Remodeler Insight Blog Post by:
An industry affiliate partner, Modernize
Part 3: Landing the Leads that Matter
Welcome to our three-part series on home improvement lead generation, where we discuss marketing techniques that work for busy residential contractors. In the first part of the series, we talked about why today’s home improvement professionals need lead generation. Then, we discussed organizational and procedural differences that can help you convert those leads into successful projects. Today, we’ll conclude our series with a dialogue on the different lead sources, and list useful strategies in each platform that will drive business home.
If lead generation sounds intimidating to you, don’t worry. It includes a lot of strategies that aren’t as mysterious as they seem, once you get right down to it. In fact, you may have already incorporated some of these tips into your business plan. Below, we’ll decode the business of landing leads and discuss some time-tested strategies that win results.
Landing Leads with Social Media
Research indicates that the average person spends 35 minutes a day on Facebook, which adds up to nine full days a year! Twitter, YouTube, and Snapchat come in with similar tallies—most people will spend over five years of their lives browsing through social media outlets. If you’re not tapping into this powerful medium as a way to grow your business, you’re missing out on a significant (and free!) chance to catch the eye of potential clients.
But what if you’ve already cast your net? How do you reel in social media followers and convert them to leads? As a contractor with loads of experience, you already have one golden asset: your expertise, both as a contractor and as a local community member. For a personal and conversational feel, highlight the times you interact with your clients, demonstrating the positive experiences you’ve had. An excellent example is this New Jersey contractor, who snaps pictures of clients’ dogs and posts them to his company Facebook. It’s a fun thing that makes customers feel acknowledged (and in this case, it also made him a viral sensation). Plus, who doesn’t like to see a picture of a cute dog pop up on their newsfeed?
Coaxing with Content
That brings us to the next tip: content. But what is content exactly, and how does it differ from social media? Well, in short, all social media is content, but not all content is social media. Confused? Don’t worry, it’s not as complicated as it sounds.
Content includes your posts on social media outlets, as well as blog posts, pictures and instructional videos.

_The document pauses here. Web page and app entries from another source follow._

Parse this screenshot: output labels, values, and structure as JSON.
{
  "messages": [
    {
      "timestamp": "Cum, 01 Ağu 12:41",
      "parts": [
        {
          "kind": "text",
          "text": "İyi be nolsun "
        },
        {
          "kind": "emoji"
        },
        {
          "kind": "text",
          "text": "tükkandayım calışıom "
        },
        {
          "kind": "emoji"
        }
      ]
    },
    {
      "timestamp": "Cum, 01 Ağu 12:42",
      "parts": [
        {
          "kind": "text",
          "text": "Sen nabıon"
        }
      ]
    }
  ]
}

What makes content so powerful is that it’s free and informal. That way, customers can get to know you, gauge your knowledge, and learn about your services—without the pressure of a full-blown sales call or the annoying interruption of an ad.
Good content shows off your skills and knowledge, but it also gives you a chance to add your own personality to the game. So, make it quirky, fun, and give it some of your personal flair. Anyone can write a post guiding readers through their flooring choices, but only one person can do it in your unique voice. In a world where everything that can be said has been said, originality and authenticity goes a long way.
Winning with Web Presence
Of course, all that content will go nowhere without a professional web presence for your business. Customers drawn to you through your social media and posts will quickly head for the hills if your website seems like it dates back to 1995.
But designing your own website can be difficult, especially if you need something that will work for commercial purposes. A small investment here can really pay off, since a professional designer can organize your content and add polish to your logo and design elements. They should also have some insights on your contact forms, which is perhaps the most important lead generation tool you have in your arsenal.
Having a web designer on speed dial will also help you change your content more frequently or troubleshoot issues that do arise. After all, much like growing a business, designing a website is an ongoing process, not an open-and-shut case.
Learning to Love Lead Generation Services
Lead generation services for contractors get a pretty bad rap—we’ve heard all the complaints. And we get it. A lot of services will sell you leads so dead, it would take an EMT to revive them. Or they don’t properly filter their results, so you end up with a bunch of John Does on your hands.
That said, contractors can use purchased leads to their benefit. It’s all about understanding how the system works. First, we recommend you don’t commit to any service until you’ve studied the fine print. Browse through forums and see how much success the contractors before you have had with the service—but read with a critical lens. Contractors who don’t put a lot of effort into follow-up or who have a shaky lead management process may be partially to blame. Another tip? Brush up on your provider’s return policy for dead leads. It should be clearly expressed in your contract to avoid any funny business.
After that, it’s mostly a matter of your internal commitment to lead management. Often, leads engage with a contractor when they’re just testing the waters—in other words, they’re just feeling out how much something will cost and what it will take to get done. So, it never hurts to follow up with a potential client as they make their way through the decision process.
After all, it often takes several touches—that is, interactions with a sales team—for a customer to make up their mind, especially for large, expensive remodels. In other words, if you want a client to spend a lot for your services, you have to be willing to take the time to develop a relationship.